When I taught 4th grade, common refrains in the classroom were, “Pay attention!” and, “Focus on what you’re doing!” And then it hit me – of course the kids’ attention was scattered everywhere. With 20 other kids fidgeting and making noise, shenanigans in the hallway, windows promising a beautiful day after school, and (let’s face it) an often less than thrilling assignment, I wouldn’t be able to focus either! My students didn’t need to be reminded to focus, they needed to be taught how to tune out the world and tune into the task at hand. When outside stimuli are muted, kids can calm their mind and let go of the internal noise, too. So, we began to become Spiderman (or Spidergirl, Spiderlady, whatever title they chose).
Spiderman has several superpowers, and one of them is his “spidey-senses”. To become like Spiderman, we had to magnify our sensory perceptions. We started with our sense of hearing. The children sat tall and imagined that they were going to use their ears to listen, just as a magnifying glass is used to see. Their ears were to become extremely sensitive, so much that should listen for butterfly wings or their neighbor blinking. For about 30 seconds, they were to choose one sound they could hear – the air conditioner humming, cars driving by, a teacher next door – it could be any sound but they had to choose only one. Using a stop watch, I gave the kids 30 seconds to really collect their chosen sound. At the end of the time, I gently asked them to make a memory of their sound. Then, I asked for a couple volunteers to share their sound. After each shared, the entire class took about 10 seconds to listen for that sound. This activity can be repeated regularly and in different locations. Encourage the kids to try the sound collection at home with their families.
Another way to grow super hearing like Spiderman is to use tingsha bells. Tingsha bells are like tiny cymbals joined by a leather strap that, when struck, produce a lovely lingering tone. This time, I had children sit up tall on their chairs (or on the floor), eyes closed, palms up on their laps. I told them their palms acted as extra ears, sensitive to sound waves (a science lesson, too!). I rang the tingsha once and as long as they heard the sound, their palms remained up. When they no longer heard the tone, they turned their palms down. Try this a couple of times. Then, you can use it to quiet the kids throughout the school day. When they hear the chime, they turn on their spider-sense ears and listen for the end of the chime.

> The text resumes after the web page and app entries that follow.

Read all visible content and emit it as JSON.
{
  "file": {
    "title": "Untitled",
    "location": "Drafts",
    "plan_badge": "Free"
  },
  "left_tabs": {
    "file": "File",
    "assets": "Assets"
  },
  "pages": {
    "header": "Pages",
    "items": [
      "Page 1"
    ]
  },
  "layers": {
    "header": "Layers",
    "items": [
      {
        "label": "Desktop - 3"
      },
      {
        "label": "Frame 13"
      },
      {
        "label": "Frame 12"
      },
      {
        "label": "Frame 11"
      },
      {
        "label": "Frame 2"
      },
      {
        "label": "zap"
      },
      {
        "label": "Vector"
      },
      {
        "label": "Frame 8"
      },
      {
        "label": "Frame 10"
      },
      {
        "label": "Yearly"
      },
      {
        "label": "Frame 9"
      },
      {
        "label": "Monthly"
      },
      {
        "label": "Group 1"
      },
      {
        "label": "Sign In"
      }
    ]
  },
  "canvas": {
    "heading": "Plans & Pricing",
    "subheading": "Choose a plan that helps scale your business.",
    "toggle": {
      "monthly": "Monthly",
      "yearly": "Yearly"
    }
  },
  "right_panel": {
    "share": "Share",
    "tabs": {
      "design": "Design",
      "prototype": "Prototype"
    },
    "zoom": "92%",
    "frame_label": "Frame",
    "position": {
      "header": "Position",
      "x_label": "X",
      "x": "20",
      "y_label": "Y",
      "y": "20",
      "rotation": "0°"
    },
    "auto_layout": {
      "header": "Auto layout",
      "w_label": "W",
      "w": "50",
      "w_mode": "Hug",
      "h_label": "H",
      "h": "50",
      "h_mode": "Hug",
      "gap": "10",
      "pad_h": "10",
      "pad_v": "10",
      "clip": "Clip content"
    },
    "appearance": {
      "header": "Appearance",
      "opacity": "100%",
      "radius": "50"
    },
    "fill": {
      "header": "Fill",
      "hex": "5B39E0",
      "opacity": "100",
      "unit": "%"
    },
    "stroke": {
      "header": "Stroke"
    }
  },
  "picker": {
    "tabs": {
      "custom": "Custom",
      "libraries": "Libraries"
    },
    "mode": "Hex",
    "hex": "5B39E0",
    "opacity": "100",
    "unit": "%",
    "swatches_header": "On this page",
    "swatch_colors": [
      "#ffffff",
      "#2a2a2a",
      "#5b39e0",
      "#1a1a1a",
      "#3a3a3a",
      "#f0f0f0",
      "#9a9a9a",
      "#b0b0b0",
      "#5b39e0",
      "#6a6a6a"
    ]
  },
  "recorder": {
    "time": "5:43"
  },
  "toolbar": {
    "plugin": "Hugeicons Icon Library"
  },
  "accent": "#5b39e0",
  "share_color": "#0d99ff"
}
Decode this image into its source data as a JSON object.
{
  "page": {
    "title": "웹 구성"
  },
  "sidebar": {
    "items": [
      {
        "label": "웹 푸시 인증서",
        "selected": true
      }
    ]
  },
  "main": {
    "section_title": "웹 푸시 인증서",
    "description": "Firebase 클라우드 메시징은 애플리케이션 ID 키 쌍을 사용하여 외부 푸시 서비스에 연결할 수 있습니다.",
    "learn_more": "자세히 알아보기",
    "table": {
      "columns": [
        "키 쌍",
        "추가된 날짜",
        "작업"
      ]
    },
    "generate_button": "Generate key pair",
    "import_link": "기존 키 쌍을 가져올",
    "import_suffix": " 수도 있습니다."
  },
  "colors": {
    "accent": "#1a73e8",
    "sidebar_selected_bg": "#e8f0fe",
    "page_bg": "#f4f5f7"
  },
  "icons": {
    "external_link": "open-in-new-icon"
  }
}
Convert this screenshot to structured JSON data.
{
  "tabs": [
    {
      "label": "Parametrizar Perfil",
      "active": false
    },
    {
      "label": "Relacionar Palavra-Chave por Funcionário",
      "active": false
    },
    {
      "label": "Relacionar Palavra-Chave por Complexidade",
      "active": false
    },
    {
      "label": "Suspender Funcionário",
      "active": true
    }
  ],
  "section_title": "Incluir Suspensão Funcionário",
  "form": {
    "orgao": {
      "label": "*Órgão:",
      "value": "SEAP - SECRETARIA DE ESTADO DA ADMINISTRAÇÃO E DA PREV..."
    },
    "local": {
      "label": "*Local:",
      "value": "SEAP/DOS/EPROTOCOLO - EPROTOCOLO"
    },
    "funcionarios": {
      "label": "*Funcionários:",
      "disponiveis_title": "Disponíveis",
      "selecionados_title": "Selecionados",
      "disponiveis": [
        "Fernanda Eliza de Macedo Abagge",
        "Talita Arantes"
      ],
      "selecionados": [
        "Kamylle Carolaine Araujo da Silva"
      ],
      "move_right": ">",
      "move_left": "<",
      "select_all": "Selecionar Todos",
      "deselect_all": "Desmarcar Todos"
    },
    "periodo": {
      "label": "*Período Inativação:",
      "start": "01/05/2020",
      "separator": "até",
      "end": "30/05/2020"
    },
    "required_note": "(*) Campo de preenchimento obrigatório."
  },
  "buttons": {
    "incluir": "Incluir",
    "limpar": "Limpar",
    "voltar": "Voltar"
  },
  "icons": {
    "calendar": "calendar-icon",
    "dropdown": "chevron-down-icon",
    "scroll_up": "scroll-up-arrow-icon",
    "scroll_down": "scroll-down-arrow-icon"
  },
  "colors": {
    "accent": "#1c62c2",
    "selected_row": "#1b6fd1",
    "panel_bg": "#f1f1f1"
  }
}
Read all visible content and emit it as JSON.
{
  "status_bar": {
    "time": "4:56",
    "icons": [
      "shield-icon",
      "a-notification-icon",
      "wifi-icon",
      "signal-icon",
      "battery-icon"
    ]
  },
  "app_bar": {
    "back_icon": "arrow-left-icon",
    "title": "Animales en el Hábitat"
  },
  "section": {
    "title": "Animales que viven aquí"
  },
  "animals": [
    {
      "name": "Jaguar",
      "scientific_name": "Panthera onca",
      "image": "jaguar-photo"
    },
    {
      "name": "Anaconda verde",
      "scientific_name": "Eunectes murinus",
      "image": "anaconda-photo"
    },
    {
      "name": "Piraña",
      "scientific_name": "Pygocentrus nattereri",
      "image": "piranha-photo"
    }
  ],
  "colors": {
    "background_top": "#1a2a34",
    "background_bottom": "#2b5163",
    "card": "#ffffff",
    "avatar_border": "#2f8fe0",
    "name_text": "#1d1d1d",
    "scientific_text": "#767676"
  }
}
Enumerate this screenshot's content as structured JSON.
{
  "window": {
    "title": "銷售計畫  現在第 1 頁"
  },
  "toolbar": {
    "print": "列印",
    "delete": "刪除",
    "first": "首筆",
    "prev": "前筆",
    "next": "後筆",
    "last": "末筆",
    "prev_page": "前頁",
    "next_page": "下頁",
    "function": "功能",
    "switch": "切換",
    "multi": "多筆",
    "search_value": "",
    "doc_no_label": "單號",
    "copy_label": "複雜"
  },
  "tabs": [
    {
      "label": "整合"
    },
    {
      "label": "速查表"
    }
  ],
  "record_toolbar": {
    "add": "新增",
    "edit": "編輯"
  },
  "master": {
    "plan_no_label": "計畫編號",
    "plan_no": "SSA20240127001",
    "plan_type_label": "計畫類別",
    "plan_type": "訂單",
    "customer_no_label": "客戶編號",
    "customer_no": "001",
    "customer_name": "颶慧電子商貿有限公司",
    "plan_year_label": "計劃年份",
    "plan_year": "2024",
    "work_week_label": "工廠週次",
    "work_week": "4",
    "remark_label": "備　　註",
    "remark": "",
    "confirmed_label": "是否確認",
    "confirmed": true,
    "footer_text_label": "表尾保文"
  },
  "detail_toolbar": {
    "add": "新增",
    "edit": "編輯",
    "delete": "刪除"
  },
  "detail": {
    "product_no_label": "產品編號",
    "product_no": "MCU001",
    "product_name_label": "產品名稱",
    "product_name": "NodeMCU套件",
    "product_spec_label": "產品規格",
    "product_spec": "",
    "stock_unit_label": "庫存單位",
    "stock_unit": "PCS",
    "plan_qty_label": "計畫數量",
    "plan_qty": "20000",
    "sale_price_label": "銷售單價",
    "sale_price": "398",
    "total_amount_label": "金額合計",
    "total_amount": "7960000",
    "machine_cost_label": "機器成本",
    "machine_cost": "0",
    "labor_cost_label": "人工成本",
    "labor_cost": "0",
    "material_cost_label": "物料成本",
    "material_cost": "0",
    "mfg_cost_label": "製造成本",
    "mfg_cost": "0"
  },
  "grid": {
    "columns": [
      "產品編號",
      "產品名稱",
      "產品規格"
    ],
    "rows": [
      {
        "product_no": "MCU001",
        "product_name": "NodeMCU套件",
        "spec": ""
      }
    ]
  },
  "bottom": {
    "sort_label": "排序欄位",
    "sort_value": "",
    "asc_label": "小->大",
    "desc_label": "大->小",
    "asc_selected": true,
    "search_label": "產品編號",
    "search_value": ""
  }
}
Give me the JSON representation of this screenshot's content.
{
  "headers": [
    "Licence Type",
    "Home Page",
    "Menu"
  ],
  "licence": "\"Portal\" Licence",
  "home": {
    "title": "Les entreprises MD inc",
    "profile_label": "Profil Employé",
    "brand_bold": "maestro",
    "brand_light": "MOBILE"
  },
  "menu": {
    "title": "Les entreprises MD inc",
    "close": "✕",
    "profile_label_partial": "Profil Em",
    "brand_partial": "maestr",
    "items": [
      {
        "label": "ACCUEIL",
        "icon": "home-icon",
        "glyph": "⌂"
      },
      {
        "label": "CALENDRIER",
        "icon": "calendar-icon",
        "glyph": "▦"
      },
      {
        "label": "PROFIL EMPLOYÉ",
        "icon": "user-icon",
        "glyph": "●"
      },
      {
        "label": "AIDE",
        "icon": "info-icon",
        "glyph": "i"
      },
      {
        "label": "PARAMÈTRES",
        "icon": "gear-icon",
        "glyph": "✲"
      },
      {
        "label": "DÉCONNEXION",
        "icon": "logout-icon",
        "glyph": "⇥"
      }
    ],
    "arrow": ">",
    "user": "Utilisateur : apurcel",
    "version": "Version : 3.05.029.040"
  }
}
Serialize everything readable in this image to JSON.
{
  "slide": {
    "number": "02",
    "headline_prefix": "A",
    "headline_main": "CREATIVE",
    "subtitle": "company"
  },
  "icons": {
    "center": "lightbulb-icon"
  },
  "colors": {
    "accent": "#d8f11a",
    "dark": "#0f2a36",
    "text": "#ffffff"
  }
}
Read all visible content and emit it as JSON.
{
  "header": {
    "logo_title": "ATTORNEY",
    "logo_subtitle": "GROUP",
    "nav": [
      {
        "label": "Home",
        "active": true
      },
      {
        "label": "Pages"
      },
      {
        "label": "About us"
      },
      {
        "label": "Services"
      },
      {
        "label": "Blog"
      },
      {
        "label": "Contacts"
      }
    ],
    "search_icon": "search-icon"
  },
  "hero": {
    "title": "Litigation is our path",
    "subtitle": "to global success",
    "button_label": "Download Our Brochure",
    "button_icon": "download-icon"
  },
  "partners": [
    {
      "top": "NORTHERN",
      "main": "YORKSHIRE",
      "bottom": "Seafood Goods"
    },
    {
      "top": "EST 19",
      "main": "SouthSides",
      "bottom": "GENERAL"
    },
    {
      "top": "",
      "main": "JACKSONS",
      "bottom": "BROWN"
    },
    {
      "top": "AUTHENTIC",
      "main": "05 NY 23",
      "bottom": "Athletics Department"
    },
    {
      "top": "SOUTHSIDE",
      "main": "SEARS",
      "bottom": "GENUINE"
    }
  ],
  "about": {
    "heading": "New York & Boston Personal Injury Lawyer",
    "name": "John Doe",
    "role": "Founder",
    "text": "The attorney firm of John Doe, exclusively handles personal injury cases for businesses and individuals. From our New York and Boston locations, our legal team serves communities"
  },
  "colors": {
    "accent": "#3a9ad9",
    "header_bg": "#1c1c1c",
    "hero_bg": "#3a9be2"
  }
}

The next activity grows several Spiderman powers at once. Each child needs a flower (a real one, not plastic or silk). Kids hold the flower gently. Explain that when you ring a bell (or tingsha), they should use their sense of touch to explore the flower – gently touch the petals, stem, and leaves. Remind them to use their super spider senses to really feel the flower, and only the flower. Is it soft? Furry? Smooth or sticky? Heavy? The next time you ring the bell, kids are to smell the flower. Breathe deeply and notice any fragrance. Is the smell the same near the petals as the stem? The third chime will turn on the students super spider eyes. They should really look at their flower, starting at the center and notice the colors, the shades, patterns, and textures. Don’t forget the stem and leaves! All of their visual attention should be on their flower – super focus! A fourth chime ends the activity. Kids could then use their observations to write about a flower from a a spider’s point of view (a language arts and science lesson rolled into one fun activity!).
Finally, Spiderman needs a super sense of taste. For this, you pass out any piece of food (cereal, raisin, chocolate chip, etc.). I liked using grapes. They start by using all the other spider senses they’ve developed to observe the grape – look at it, smell it, and feel it. Then, kids place the grape in their mouth. Does it have a taste right away? How does it feel on their tongues? What temperature is it? Then, they can slowly begin to chew the grape, noticing the juices. How does the texture change? Is there a sound when you bite? Try to chew as slowly as you can. Does the taste change? Children eventually swallow the grape. Can they still taste it? Can they feel it moving down their throat?
With enough practice and modeling, focus will become easier for your children. Just have them turn on their Spiderman powers to focus on the task at hand.